** What you need to do **
Write only how many lines in this data include "Creditos".

** Raw data **
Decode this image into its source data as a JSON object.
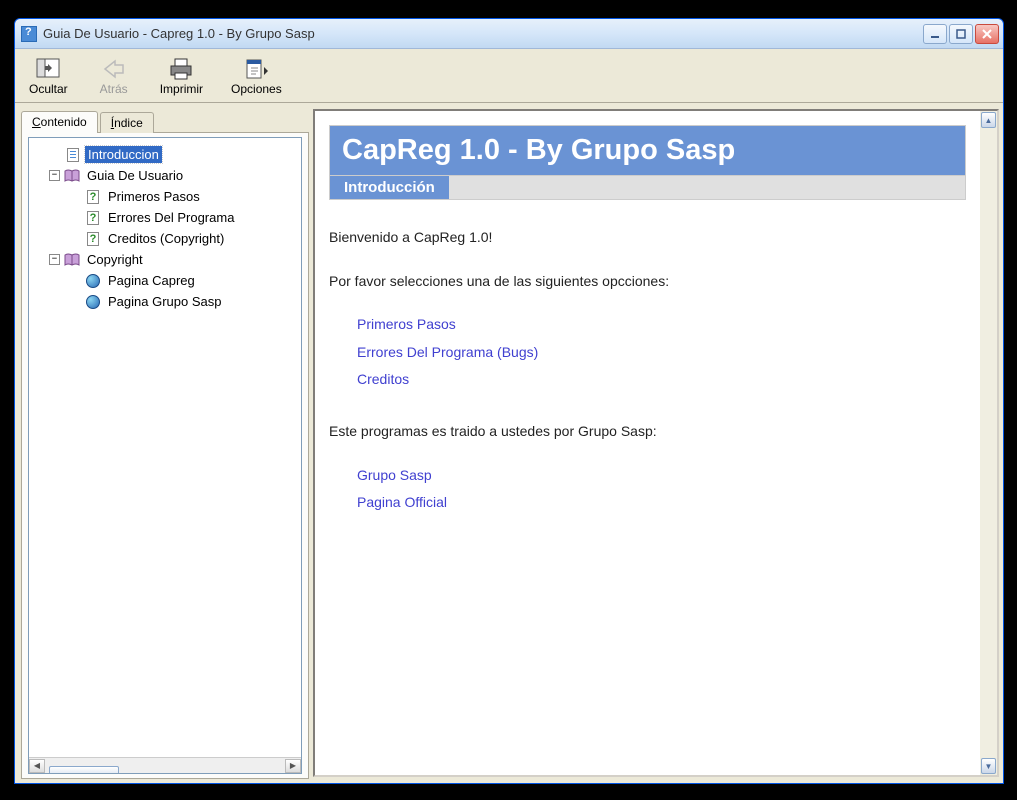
{
  "window": {
    "title": "Guia De Usuario - Capreg 1.0 - By Grupo Sasp"
  },
  "toolbar": {
    "hide": "Ocultar",
    "back": "Atrás",
    "print": "Imprimir",
    "options": "Opciones"
  },
  "tabs": {
    "contents": "Contenido",
    "index": "Índice"
  },
  "tree": {
    "intro": "Introduccion",
    "guide": "Guia De Usuario",
    "firstSteps": "Primeros Pasos",
    "errors": "Errores Del Programa",
    "credits": "Creditos (Copyright)",
    "copyright": "Copyright",
    "pageCapreg": "Pagina Capreg",
    "pageGrupo": "Pagina Grupo Sasp"
  },
  "content": {
    "title": "CapReg 1.0 - By Grupo Sasp",
    "subtitle": "Introducción",
    "welcome": "Bienvenido a CapReg 1.0!",
    "prompt1": "Por favor selecciones una de las siguientes opcciones:",
    "links1": {
      "a": "Primeros Pasos",
      "b": "Errores Del Programa (Bugs)",
      "c": "Creditos"
    },
    "prompt2": "Este programas es traido a ustedes por Grupo Sasp:",
    "links2": {
      "a": "Grupo Sasp",
      "b": "Pagina Official"
    }
  }
}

** Response area **
2